  55. ^ "Address and Hours of operation". Consulate-General of France in Chicago. Retrieved January 31, 2009.
  56. ^ "Home page". Consulate-General of Guatemala in Chicago. Retrieved January 31, 2009.
  57. ^ "Welcome to the Consulate General of the Republic of Haiti in Chicago". Consulate-General of Haiti in Chicago. Retrieved January 31, 2009.
  58. ^ "Consulate General of India, Chicago – Home". Consulate General of India, Chicago. Retrieved December 18, 2012.
  59. ^ "Home page". Consulate-General of Indonesia in Chicago. Retrieved January 31, 2009.
  60. ^ "General info: Mission Location". Consulate-General of Israel in Chicago. Retrieved January 31, 2009.
  61. ^ http://south-korea.embassy-online.net/South-Korea-Consulate-General-Chicago.php. Missing or empty |title= (help)
  62. ^ "Diplomatic missions" (in Macedonian). Ministry of Foreign Affairs of the Republic of Macedonia. Archived from the original on September 30, 2011. Retrieved May 2, 2009.
  63. ^ "Home page". Consulate-General of the Netherlands in Chicago. Archived from the original on January 29, 2009. Retrieved January 31, 2009.
  64. ^ "Chicago Consulate". Embassy of Pakistan in Washington, DC. Archived from the original on December 26, 2008. Retrieved January 31, 2009.
  65. ^ "Jurisdicciones Consulares en USA". Consulate-General of Peru in Chicago. Archived from the original on December 22, 2008. Retrieved January 31, 2009.
  66. ^ "Contact Us". Consulate-General of the Philippines in Chicago. Retrieved January 31, 2009.

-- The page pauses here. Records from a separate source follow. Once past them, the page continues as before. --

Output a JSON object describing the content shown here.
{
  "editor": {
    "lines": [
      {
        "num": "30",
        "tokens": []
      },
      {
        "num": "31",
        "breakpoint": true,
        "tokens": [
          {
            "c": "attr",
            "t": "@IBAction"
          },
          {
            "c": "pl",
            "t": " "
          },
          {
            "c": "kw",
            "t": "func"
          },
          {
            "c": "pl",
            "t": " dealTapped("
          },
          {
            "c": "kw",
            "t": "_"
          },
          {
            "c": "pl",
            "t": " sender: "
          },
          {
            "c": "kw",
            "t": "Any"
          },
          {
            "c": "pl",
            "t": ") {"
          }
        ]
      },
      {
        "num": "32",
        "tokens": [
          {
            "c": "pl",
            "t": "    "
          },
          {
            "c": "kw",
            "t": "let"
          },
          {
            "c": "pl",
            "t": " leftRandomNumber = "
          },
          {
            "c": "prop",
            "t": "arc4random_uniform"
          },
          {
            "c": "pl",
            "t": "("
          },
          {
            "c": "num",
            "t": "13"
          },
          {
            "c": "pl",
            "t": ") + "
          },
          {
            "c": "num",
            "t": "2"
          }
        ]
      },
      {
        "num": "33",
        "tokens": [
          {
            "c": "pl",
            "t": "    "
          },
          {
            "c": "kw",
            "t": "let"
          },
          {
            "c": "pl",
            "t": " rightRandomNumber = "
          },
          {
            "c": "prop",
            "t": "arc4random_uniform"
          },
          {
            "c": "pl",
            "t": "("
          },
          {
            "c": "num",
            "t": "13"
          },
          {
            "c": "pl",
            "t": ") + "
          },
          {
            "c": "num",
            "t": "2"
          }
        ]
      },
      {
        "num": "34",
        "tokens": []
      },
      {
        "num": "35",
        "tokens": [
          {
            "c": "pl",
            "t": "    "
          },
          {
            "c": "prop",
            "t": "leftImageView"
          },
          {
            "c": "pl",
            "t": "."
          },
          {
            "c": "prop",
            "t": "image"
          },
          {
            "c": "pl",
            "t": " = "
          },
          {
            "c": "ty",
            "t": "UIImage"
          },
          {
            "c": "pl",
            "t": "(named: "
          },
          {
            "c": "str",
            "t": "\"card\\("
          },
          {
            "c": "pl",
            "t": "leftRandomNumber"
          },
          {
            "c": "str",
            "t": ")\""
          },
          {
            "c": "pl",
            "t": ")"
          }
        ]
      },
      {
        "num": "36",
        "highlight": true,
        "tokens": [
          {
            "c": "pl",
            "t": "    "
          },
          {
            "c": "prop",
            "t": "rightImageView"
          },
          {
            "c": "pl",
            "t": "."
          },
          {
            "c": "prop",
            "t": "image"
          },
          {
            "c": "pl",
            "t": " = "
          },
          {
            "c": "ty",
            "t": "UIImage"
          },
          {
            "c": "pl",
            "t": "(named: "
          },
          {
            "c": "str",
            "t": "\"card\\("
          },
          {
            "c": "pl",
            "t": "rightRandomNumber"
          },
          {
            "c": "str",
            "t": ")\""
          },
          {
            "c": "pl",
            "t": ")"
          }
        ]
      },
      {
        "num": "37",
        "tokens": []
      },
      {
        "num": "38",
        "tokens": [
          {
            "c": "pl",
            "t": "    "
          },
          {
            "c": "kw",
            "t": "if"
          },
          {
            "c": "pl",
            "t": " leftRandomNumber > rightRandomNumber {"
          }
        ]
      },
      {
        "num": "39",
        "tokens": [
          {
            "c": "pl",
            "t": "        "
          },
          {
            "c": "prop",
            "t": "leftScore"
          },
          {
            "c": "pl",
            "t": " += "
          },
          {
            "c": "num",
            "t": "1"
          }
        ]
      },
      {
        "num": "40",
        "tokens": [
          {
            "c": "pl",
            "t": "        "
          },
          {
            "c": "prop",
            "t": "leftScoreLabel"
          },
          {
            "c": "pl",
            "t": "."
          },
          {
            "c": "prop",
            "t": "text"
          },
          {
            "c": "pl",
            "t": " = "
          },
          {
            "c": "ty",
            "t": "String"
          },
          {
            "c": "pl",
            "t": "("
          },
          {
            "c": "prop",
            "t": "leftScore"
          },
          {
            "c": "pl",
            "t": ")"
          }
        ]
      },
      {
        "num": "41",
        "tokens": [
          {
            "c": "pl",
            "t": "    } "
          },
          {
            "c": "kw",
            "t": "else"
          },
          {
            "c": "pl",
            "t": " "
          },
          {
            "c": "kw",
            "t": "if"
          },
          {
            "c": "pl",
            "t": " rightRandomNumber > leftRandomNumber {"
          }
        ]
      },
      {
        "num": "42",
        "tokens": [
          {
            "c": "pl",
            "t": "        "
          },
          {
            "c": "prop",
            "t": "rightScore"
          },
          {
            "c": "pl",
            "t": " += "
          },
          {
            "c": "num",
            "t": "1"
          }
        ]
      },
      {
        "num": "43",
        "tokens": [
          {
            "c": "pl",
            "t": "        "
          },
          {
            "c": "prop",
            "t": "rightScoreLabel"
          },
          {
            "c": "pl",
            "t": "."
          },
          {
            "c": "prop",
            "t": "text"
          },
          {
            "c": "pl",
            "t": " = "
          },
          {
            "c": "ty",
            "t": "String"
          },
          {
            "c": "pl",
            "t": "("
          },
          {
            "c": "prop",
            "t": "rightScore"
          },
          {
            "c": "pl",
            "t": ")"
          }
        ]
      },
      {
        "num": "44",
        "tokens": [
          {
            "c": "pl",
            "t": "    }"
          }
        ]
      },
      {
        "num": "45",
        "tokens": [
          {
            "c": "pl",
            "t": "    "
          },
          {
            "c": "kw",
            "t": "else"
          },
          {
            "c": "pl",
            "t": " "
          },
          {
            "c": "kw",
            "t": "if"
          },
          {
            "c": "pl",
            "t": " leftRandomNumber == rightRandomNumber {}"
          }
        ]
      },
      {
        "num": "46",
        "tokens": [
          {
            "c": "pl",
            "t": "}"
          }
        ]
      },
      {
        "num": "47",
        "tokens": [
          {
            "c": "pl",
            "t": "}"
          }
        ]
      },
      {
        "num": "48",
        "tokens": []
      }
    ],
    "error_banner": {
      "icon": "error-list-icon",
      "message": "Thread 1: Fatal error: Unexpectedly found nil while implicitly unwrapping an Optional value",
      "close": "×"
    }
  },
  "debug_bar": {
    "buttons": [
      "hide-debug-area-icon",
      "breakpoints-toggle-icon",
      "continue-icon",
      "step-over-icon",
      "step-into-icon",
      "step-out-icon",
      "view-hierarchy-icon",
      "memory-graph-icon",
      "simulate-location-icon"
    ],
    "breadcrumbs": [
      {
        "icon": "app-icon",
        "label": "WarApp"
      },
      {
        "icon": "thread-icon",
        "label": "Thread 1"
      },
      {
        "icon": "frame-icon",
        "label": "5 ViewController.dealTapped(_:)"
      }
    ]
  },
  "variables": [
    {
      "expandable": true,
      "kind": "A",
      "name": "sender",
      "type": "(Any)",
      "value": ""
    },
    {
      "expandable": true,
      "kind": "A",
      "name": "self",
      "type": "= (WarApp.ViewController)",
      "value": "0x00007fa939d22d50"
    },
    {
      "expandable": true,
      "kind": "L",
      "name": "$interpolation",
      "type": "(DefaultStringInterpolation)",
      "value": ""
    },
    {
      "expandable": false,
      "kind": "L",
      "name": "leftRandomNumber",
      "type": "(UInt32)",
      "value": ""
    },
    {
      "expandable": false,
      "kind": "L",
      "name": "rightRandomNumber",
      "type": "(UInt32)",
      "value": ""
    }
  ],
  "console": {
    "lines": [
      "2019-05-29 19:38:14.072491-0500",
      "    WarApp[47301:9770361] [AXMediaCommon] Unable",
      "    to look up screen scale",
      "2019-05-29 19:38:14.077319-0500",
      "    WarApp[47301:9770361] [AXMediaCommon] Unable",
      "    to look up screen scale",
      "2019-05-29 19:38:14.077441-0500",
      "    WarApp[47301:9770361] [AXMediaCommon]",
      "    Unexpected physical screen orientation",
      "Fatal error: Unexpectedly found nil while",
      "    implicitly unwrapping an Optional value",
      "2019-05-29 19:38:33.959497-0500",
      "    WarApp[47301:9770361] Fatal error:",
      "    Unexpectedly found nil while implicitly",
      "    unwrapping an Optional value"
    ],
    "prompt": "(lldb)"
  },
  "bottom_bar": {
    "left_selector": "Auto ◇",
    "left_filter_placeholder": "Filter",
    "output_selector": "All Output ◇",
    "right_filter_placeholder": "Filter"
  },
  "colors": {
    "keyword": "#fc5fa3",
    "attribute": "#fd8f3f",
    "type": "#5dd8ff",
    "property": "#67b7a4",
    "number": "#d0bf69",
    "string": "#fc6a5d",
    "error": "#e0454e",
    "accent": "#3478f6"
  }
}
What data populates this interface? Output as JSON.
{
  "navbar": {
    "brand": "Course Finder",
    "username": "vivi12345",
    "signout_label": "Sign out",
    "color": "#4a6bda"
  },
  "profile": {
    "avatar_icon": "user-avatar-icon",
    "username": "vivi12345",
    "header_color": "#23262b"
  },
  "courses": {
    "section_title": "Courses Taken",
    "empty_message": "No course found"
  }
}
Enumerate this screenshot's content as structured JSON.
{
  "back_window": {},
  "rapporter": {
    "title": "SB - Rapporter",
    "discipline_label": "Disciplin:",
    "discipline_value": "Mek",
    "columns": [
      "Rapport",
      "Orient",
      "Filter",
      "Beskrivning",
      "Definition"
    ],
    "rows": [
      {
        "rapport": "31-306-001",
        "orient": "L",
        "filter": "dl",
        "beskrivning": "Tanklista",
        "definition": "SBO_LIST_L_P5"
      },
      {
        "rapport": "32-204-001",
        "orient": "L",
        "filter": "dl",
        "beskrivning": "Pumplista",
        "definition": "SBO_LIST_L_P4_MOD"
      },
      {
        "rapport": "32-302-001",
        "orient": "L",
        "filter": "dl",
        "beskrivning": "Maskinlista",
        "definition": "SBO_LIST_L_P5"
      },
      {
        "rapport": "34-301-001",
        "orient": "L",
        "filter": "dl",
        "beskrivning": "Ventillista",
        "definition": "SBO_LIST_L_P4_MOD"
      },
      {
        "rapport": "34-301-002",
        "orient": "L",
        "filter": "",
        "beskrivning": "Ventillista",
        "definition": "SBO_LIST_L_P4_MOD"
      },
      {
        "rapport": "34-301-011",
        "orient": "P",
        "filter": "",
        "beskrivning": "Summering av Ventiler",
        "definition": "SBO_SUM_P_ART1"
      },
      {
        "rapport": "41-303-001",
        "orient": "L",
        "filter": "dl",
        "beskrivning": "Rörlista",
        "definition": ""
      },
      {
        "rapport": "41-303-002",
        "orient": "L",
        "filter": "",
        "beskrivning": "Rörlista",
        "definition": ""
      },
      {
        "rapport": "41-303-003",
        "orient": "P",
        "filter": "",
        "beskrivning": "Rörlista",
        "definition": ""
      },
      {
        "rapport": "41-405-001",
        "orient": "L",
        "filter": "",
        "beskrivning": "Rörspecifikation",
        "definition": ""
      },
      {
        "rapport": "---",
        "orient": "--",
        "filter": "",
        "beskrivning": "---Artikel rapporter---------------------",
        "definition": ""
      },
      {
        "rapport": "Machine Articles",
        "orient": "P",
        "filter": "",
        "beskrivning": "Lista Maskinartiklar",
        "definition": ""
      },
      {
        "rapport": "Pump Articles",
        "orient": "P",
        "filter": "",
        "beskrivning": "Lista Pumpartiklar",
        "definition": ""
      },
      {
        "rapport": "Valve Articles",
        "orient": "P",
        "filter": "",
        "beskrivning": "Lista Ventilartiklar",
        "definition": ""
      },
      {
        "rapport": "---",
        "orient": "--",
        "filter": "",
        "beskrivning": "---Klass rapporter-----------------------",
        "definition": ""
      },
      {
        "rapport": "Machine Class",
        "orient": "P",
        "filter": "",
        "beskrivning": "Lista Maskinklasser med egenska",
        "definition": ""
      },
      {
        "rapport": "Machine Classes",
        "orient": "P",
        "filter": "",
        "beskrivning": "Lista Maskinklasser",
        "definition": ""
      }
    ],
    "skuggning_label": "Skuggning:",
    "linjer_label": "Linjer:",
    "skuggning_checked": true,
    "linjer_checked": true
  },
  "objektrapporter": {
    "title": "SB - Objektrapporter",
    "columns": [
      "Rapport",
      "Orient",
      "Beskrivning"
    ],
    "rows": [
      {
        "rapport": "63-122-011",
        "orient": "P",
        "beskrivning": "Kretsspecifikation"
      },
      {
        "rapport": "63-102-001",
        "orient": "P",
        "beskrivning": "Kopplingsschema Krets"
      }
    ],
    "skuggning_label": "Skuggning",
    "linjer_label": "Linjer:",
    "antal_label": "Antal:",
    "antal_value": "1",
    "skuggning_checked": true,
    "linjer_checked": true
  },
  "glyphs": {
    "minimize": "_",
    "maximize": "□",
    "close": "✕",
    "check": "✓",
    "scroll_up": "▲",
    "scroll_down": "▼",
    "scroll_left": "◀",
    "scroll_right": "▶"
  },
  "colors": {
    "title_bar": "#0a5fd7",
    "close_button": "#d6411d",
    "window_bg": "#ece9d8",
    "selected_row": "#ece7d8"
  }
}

  67. ^ "Other Missions". Consulate-General of South Africa in New York. Archived from the original on April 20, 2009. Retrieved January 31, 2009.
  68. ^ "Contact". Embassy of Turkey in Washington, D.C. Retrieved January 31, 2009.
  69. ^ "Home page". Consulate-General of Venezuela in Chicago. Retrieved January 31, 2009.
  70. ^ "Home". Taipei Economic and Cultural Office Chicago. Retrieved January 31, 2009.
  71. ^ Baeb, Eddie (November 14, 2007). "School moving Chicago campus, HQ to Michigan Avenue". Chicago Business News. Retrieved January 31, 2009.
  72. ^ "Argosy University, Chicago Campus 2nd Semester Summer Classes Start Today at New Location on Michigan Avenue". Fox Business. Archived from the original on April 15, 2009. Retrieved January 31, 2009.
  73. ^ "History of Our Design School". Interiordesign.edu. Archived from the original on August 3, 2012. Retrieved June 1, 2010.
  74. ^ "Near North/West/Central Elementary Schools Archived June 12, 2009, at the Wayback Machine." (Archive). Chicago Public Schools. May 17, 2013. Retrieved on May 25, 2015.
  75. ^ "West/Central/South High Schools" (). Chicago Public Schools. May 17, 2013. Retrieved on May 25, 2015.

External links[edit]